Brief return to Paris

I've returned to Paris just long enough to do some laundry, get a haircut, find another apartment, and repack before leaving again.

I'll be leaving tomorrow morning to travel to Switzerland. That should be quite a contrast after Corsica!

Sunday, June 20, 2010


I enjoyed the lovely island of Corsica which has retained much of its original culture and language. When I mention "original culture" my Mom mentioned that she associates Corsica with pirates. Is that true? she asked. Well, here is the unofficial Corsican flag which you see everywhere:

Corsican history also includes words such as "vendetta" and "maquis" and there is still a perceptible current of antiestablishmentarianism. (Thank you Sonia)

Corsica has its own language which looks a little like Italian, but is NOT Italian. The language has seen a resurgence in the last several years and is now taught in schools. It was quite common to hear the language spoken in the streets. Incidentally, there are different dialects spoken in the north of the country (Bastia) vs the south (Ajaccio). The differences in culture and language from north to south and between mainland France and the island of Corsica are not dissimilar to the differences between northern and southern Italy and the Italian islands of Sardinia and Sicily.

Tourism represents a major source of revenue for Corsica and has spared the island from the impact of the recent recession. You see very little of the tourist development that defines resorts like Cancun. In fact, the locals go to great lengths to inhibit residents from "selling out" to developers. Bombings and intimidation are not unknown! That said, I always felt very safe there. There are many advantages when traveling as a gray-haired female. I am usually not seen as a threat or as a target of unwelcome attention.

Finally, I cannot leave Corsica without talking a little bit more about the food.
Corsica is known for its cured meats and cheeses. Here are a couple of photos of just two of the courses featured in a 5 course fixed price meal that I had one evening. This was the first course including local cured meats and homemade terrine de sanglier:

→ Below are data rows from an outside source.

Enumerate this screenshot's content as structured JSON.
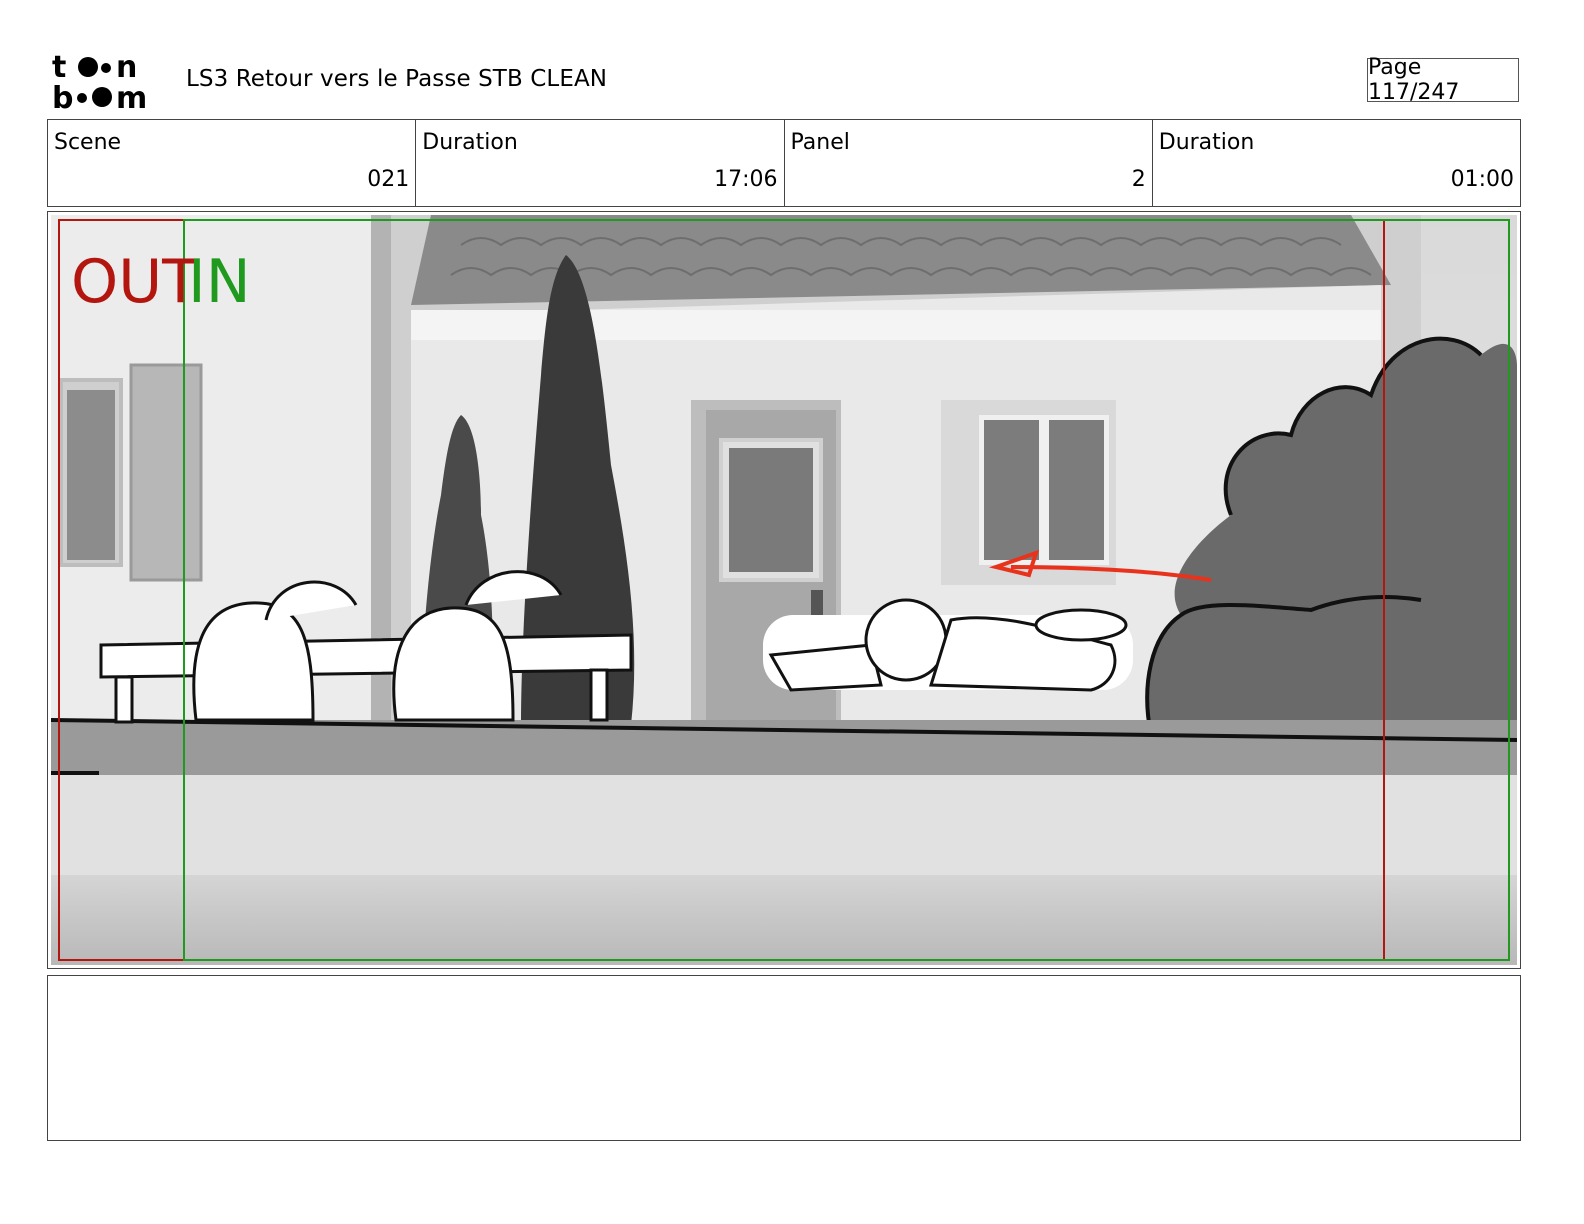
{
  "header": {
    "logo": {
      "line1": "toon",
      "line2": "boom"
    },
    "document_title": "LS3 Retour vers le Passe STB CLEAN",
    "page": "Page 117/247"
  },
  "info": {
    "scene_label": "Scene",
    "scene_value": "021",
    "scene_duration_label": "Duration",
    "scene_duration_value": "17:06",
    "panel_label": "Panel",
    "panel_value": "2",
    "panel_duration_label": "Duration",
    "panel_duration_value": "01:00"
  },
  "panel": {
    "out_marker": "OUT",
    "in_marker": "IN",
    "colors": {
      "out": "#b3150f",
      "in": "#1f9a1f",
      "action_arrow": "#e8321c"
    }
  },
  "notes": {
    "text": ""
  }
}
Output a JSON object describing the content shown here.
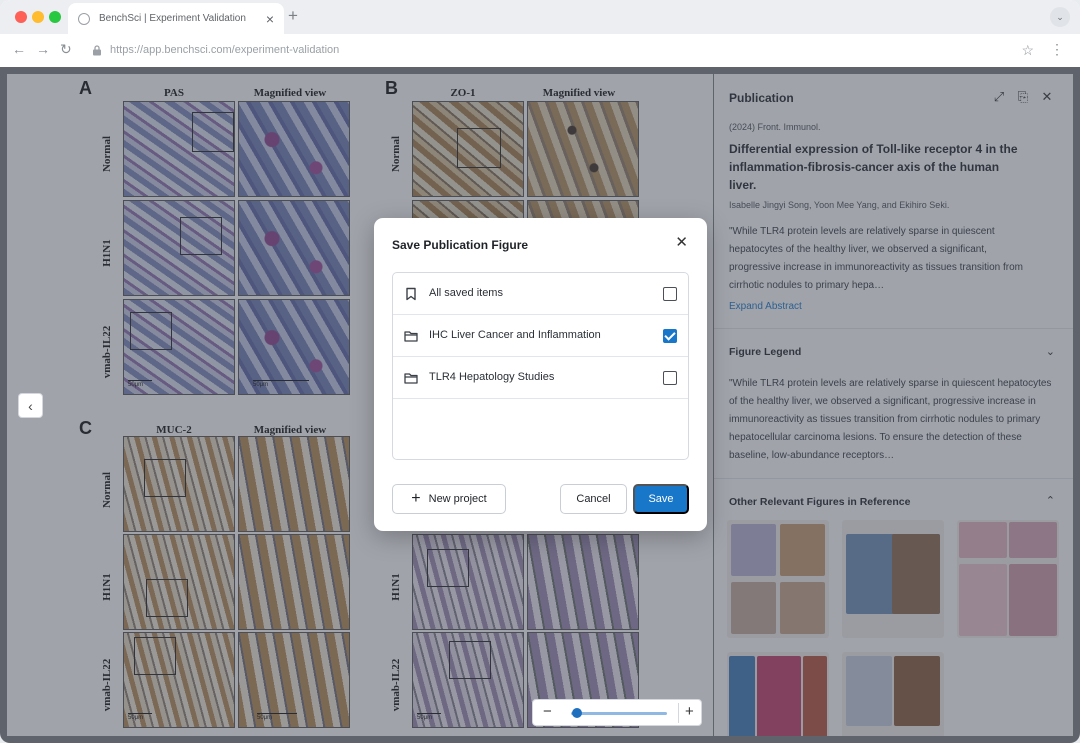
{
  "browser": {
    "tab_title": "BenchSci | Experiment Validation",
    "url": "https://app.benchsci.com/experiment-validation"
  },
  "figure": {
    "panels": [
      {
        "letter": "A",
        "columns": [
          "PAS",
          "Magnified view"
        ]
      },
      {
        "letter": "B",
        "columns": [
          "ZO-1",
          "Magnified view"
        ]
      },
      {
        "letter": "C",
        "columns": [
          "MUC-2",
          "Magnified view"
        ]
      }
    ],
    "row_labels": [
      "Normal",
      "H1N1",
      "vmab-IL22"
    ],
    "scale_label": "50μm"
  },
  "side_panel": {
    "title": "Publication",
    "meta": "(2024) Front. Immunol.",
    "pub_title": "Differential expression of Toll-like receptor 4 in the inflammation-fibrosis-cancer axis of the human liver.",
    "authors": "Isabelle Jingyi Song, Yoon Mee Yang, and Ekihiro Seki.",
    "abstract": "\"While TLR4 protein levels are relatively sparse in quiescent hepatocytes of the healthy liver, we observed a significant, progressive increase in immunoreactivity as tissues transition from cirrhotic nodules to primary hepa…",
    "expand_label": "Expand Abstract",
    "legend_title": "Figure Legend",
    "legend_text": "\"While TLR4 protein levels are relatively sparse in quiescent hepatocytes of the healthy liver, we observed a significant, progressive increase in immunoreactivity as tissues transition from cirrhotic nodules to primary hepatocellular carcinoma lesions. To ensure the detection of these baseline, low-abundance receptors…",
    "other_title": "Other Relevant Figures in Reference"
  },
  "modal": {
    "title": "Save Publication Figure",
    "items": [
      {
        "label": "All saved items",
        "icon": "bookmark-icon",
        "checked": false
      },
      {
        "label": "IHC Liver Cancer and Inflammation",
        "icon": "folder-icon",
        "checked": true
      },
      {
        "label": "TLR4 Hepatology Studies",
        "icon": "folder-icon",
        "checked": false
      }
    ],
    "new_project_label": "New project",
    "cancel_label": "Cancel",
    "save_label": "Save"
  },
  "zoom": {
    "minus": "−",
    "plus": "+",
    "level": 0.05
  },
  "colors": {
    "accent": "#1877c9",
    "overlay": "#424856"
  }
}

The cheese plate with fig jam was the fourth course. It followed the charcuterie, the tarte au brocciu, and the main course - a delicious but heavy veal stew with polenta. The cheese was followed by dessert - ice cream with chestnut sauce. Everything was good, but too copious and too heavy before bed!

Friday, June 18, 2010

Scandola Nature Reserve

I woke up early to take a boat excursion to the Scandola Nature Reserve up the west coast from Ajaccio. When we first set out, I was second guessing myself again. Why didn't I go yesterday when the weather was better? This morning, the sky is gray. At least I remembered a coat, a hat, and good sunscreen.

It's obvious that I don't normally live near the sea; otherwise, I might understand the variable weather conditions. It wasn't too long before the sun peeked through and the beauties of the Scandola Nature Reserve started to reveal themselves. Scandola is part of the Corsican National Park system and a World Heritage Site. It was created through the process of several volcanic eruptions over the last 50 to 150 million years. Here are just a few of the 120 photos I took today:

The waters are protected too. There is no fishing or diving allowed, and this water is much deeper than it looks.

We stopped for lunch in a tiny village called Girolata.

Here's a reminder that small babies needn't hamper your travel plans. This little 4 month old and her mother were having a wonderful time.

The only way to get to Girolata is by boat - unless you want to hike 7 km to the nearest road. This trail is called "La Route du Facteur" because that's how the mail carrier (facteur) brings mail every day.

The Scandola Nature Reserve also serves as protection for all plant and animal life native to the area. They have had success in encouraging the osprey population to recover. Our guides were great in pointing out several nests with fledgling chicks. Here is one of the nests with mom (or dad?) flying overhead just above the nest on the left.

A day like today is a great reminder of the beauty all around us.